Insert dial-up noise here. If you're not concerned about what's about to happen with net neutrality, you're not paying attention.
We used to use technology. Now technology uses us. Silicon Valley ethicist Tristan Harris explains how the attention economy hijacked our self-worth for profit.
In the 1970s, at the dawn of personal computers, people like Steve Jobs and the scientists at Xerox PARC talked about computers as "bicycles for our mind". Sure, someone was going to make big money selling these hardware units, but the intention was at heart quite pure; computers would give our minds wheels to go farther than ever before. Our capabilities would be augmented by technology, and we would become smarter and more capable. That ethos has not really stuck, and today we find ourselves in a Pavlovian relationship with push notifications, incapacitated by the multi-directional pull on our attention spans.
Dyslexia makes letters float, rotate, and flip on a page.

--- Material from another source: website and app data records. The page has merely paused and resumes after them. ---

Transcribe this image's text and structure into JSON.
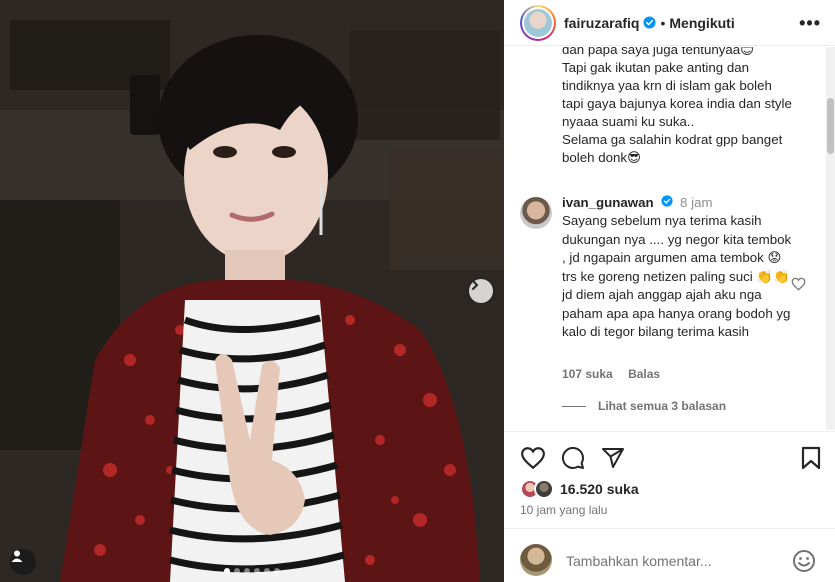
{
  "post": {
    "username": "fairuzarafiq",
    "separator": "•",
    "follow_label": "Mengikuti",
    "more_label": "•••"
  },
  "caption_lines": [
    "dan papa saya juga tentunyaa😊",
    "Tapi gak ikutan pake anting dan",
    "tindiknya yaa krn di islam gak boleh",
    "tapi gaya bajunya korea india dan style",
    "nyaaa suami ku suka..",
    "Selama ga salahin kodrat gpp banget",
    "boleh donk😎"
  ],
  "comment": {
    "username": "ivan_gunawan",
    "time": "8 jam",
    "text": "Sayang sebelum nya terima kasih dukungan nya .... yg negor kita tembok , jd ngapain argumen ama tembok 😟 trs ke goreng netizen paling suci 👏👏 jd diem ajah anggap ajah aku nga paham apa apa hanya orang bodoh yg kalo di tegor bilang terima kasih",
    "likes": "107 suka",
    "reply_label": "Balas",
    "view_replies": "Lihat semua 3 balasan"
  },
  "footer": {
    "likes_count": "16.520 suka",
    "post_time": "10 jam yang lalu",
    "add_comment_placeholder": "Tambahkan komentar..."
  },
  "carousel": {
    "total": 6,
    "active_index": 0
  },
  "icons": {
    "like": "heart-icon",
    "comment": "comment-icon",
    "share": "share-icon",
    "save": "bookmark-icon",
    "next": "chevron-right-icon",
    "emoji": "emoji-icon",
    "verified": "verified-badge-icon",
    "user_tag": "user-tag-icon"
  },
  "colors": {
    "verified": "#0095f6",
    "text": "#262626",
    "muted": "#737373"
  }
}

It turns M's into W's, q's into p's, and so on. Changing the font-face might be able to help keep the letters in place on the page.
The debate between which is better, eBooks or page turners, has been going on for a few years. The paper books smell better, the aesthetic growing as the pages turn yellow and the ink smudges from where the stories made the reader cry.
Don't work with children or animals? Sir David Attenborough laughs in the face of danger.
Sir David Attenborough’s adventures are being retold. His time in nature exploring the nooks and crannies of wildlife will now be featured on Storytime, an app with 2.4 million downloads, that is designed for toddlers. With Attenborough’s narration, the Storytime app run by CBeebies (a BBC television network for the under six age group) aims to help young children learn how to read on their iOS and Android screens.